I’ve been told often by other people that I am “hood” looking. That I am not a fem… that I look like I’m the more dominant one. I grew up mostly with boys, playing ball, video games but also loving very girly things. I was mostly raised in subsidiary homes, a.k.a. projects. I am a hip hop head, so this comes to me naturally that I don’t even see it. It is who I am everyday, and I love it. I adore the fact that my eyebrows can be on fleek and I can still cross you anytime at basketball. I love that people don’t expect for me to be smart cause I talk a certain away and I blow them away. I love that I seem girly but can probably beat you at video games. Hood Femme is being myself, not worrying about “do I look too hood or ghetto for this function? Should I wear heels or my timbs with this dress? – Saharla Guessalleh

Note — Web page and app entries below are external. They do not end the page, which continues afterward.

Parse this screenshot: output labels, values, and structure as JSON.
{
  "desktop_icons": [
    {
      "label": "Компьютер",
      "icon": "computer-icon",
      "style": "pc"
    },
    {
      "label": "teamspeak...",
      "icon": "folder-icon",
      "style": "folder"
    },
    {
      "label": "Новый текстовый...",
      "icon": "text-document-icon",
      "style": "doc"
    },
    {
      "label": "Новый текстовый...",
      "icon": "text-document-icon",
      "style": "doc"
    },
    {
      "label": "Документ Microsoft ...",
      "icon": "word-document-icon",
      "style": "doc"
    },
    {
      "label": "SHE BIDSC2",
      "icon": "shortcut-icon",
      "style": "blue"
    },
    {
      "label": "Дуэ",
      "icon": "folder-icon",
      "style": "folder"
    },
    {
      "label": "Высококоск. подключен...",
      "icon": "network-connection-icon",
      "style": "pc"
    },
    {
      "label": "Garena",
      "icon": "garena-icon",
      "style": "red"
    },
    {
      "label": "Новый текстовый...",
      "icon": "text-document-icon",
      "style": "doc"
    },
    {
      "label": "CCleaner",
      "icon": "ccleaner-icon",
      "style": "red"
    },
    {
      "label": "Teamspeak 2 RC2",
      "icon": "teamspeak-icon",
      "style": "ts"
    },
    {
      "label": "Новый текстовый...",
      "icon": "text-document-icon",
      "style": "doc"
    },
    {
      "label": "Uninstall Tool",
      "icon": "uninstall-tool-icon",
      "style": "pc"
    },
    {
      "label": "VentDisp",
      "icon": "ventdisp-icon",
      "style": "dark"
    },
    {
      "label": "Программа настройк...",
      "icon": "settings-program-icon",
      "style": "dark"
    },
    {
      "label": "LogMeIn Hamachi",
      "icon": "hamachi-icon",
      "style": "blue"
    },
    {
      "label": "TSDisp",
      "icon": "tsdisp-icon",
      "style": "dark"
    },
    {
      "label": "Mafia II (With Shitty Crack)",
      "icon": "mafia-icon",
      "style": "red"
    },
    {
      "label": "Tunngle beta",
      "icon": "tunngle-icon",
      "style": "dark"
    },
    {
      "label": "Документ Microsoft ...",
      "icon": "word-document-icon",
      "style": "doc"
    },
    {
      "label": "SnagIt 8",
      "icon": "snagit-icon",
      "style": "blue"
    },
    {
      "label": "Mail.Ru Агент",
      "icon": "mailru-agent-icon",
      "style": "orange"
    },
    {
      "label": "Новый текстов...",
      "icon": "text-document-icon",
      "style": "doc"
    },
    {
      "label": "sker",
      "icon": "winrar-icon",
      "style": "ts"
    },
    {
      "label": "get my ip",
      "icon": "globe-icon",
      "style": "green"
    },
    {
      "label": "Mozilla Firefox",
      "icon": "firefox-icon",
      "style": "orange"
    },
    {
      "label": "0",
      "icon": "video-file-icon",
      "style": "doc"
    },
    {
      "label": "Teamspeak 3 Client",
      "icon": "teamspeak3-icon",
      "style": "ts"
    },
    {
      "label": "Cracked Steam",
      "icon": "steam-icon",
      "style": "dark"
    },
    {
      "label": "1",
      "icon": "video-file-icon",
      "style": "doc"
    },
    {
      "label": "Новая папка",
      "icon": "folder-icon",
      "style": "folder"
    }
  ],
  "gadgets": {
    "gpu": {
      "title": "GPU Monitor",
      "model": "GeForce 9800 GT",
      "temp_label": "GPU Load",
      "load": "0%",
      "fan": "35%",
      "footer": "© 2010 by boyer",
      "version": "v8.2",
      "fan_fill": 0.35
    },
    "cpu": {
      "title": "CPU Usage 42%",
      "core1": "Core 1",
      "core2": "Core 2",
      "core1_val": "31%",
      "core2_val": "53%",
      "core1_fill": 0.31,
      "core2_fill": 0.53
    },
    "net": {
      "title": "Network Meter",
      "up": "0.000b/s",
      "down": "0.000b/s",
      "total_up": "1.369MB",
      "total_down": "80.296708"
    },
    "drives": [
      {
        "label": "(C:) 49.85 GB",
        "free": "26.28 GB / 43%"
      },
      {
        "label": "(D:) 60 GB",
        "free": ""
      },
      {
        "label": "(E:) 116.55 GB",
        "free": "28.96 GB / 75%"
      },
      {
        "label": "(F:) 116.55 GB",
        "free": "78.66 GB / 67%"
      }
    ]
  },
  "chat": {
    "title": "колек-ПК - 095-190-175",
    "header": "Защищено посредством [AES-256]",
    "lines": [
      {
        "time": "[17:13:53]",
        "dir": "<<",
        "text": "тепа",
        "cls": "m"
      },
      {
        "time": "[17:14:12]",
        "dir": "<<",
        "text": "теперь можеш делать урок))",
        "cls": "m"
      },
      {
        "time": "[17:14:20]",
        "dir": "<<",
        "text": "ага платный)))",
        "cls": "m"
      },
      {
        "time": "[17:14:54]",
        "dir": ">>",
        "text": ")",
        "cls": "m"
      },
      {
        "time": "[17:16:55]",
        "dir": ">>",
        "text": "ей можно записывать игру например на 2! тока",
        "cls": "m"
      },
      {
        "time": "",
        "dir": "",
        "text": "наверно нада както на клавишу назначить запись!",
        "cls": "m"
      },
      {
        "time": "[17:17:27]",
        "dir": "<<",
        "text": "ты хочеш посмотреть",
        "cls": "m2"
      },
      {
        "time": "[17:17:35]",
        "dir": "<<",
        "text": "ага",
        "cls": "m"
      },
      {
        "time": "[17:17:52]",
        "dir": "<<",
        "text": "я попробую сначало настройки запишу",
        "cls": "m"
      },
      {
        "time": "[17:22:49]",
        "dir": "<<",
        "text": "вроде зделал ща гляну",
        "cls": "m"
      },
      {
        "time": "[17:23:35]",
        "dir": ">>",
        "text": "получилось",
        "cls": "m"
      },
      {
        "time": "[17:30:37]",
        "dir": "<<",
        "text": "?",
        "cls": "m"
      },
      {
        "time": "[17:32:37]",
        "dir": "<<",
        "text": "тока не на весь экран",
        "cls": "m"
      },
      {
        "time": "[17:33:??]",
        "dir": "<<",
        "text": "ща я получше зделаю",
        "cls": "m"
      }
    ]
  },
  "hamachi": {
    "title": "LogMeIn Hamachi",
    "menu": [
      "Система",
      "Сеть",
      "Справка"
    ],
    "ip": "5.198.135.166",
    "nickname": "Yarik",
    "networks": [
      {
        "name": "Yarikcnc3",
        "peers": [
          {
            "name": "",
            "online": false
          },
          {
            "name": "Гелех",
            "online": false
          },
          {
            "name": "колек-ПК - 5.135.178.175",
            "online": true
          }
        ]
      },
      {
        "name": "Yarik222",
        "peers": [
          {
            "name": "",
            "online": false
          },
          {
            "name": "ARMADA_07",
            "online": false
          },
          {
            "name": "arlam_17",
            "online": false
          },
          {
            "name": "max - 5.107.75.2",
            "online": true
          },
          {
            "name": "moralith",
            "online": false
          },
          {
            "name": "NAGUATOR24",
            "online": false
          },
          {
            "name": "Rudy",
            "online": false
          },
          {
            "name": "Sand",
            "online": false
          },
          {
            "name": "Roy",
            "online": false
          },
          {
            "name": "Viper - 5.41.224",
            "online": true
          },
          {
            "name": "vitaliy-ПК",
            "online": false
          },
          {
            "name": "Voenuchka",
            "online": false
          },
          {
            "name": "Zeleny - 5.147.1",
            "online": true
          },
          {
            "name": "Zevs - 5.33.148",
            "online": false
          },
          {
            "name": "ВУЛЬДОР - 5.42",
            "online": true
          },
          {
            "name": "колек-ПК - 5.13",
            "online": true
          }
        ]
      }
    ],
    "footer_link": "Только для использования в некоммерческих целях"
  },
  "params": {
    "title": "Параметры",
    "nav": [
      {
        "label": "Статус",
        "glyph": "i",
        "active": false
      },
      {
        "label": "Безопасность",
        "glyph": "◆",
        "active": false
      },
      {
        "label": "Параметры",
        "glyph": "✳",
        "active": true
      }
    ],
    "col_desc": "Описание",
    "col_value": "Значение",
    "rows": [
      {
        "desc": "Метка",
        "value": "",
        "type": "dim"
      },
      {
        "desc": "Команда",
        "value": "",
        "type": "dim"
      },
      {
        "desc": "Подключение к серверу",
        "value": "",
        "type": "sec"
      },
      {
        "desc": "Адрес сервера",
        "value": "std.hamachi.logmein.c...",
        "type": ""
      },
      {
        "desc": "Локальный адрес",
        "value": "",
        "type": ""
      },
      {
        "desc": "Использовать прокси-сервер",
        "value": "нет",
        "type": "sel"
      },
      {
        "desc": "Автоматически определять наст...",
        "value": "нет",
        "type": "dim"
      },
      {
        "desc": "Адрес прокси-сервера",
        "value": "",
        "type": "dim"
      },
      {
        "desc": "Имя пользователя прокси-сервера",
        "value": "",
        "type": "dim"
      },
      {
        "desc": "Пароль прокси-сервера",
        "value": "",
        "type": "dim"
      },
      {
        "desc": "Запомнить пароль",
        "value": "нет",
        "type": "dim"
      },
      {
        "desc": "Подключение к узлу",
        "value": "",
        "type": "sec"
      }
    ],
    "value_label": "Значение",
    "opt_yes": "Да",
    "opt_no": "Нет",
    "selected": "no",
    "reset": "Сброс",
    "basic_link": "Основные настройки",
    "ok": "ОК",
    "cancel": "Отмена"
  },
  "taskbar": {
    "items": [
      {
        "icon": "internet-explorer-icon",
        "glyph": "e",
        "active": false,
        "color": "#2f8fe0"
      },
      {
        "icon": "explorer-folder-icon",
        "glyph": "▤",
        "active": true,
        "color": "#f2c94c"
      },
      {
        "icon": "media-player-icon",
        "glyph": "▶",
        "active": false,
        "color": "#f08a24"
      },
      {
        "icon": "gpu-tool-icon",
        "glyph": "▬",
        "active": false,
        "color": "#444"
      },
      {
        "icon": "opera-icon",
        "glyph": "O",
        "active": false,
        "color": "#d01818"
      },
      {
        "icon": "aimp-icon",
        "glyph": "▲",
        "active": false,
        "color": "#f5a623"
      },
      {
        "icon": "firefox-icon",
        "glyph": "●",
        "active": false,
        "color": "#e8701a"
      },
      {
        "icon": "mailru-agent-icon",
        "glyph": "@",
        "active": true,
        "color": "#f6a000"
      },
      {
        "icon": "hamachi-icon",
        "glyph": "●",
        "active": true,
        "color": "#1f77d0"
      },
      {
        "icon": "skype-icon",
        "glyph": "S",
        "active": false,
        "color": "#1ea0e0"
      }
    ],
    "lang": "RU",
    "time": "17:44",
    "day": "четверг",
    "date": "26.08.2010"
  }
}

Hood femme is Dollar Store braiding hair with tips on fire it’s the smell of burning plastic and vanilla dutches bamboo earrings and crisp white sneakers in the summer. It’s a lifestyle not a fashion statement. You had to live it to know it. – Shaniece Powell
Its a culture, a beautiful, rich, vibrant, strong, complex, culture. A lot of us grew up beautifying ourselves with very little money and/or access. The beauty supply store was my second home as a teenager, I’d rock purple weave one week and the next I’d have box braids. I always had the most bomb sneakers and you never caught me without three pairs of earrings on, two necklaces and a wrist full of gold bangles. Some of my best memories include the simple things like making up a dance with my friends & battling the other girls from down the block, in the middle of the street, and moving so cars could get by. Hood Femme is a way of life. I could go on and on about my crazy experiences.
– Reneé Gabrielle
Black girls from the hood who buy dollar doorknockers, get long acrylic nails for cheap at the salon down the block, who wear $20 wigs and who find their party outfits from Rainbow and rock bright colour lipstick from the beauty supply store. They are culture. They created this “baddie IG” trend years ago, back when black girlhood was ugly and scary and ghetto to you. – Aziza, @artsyandblack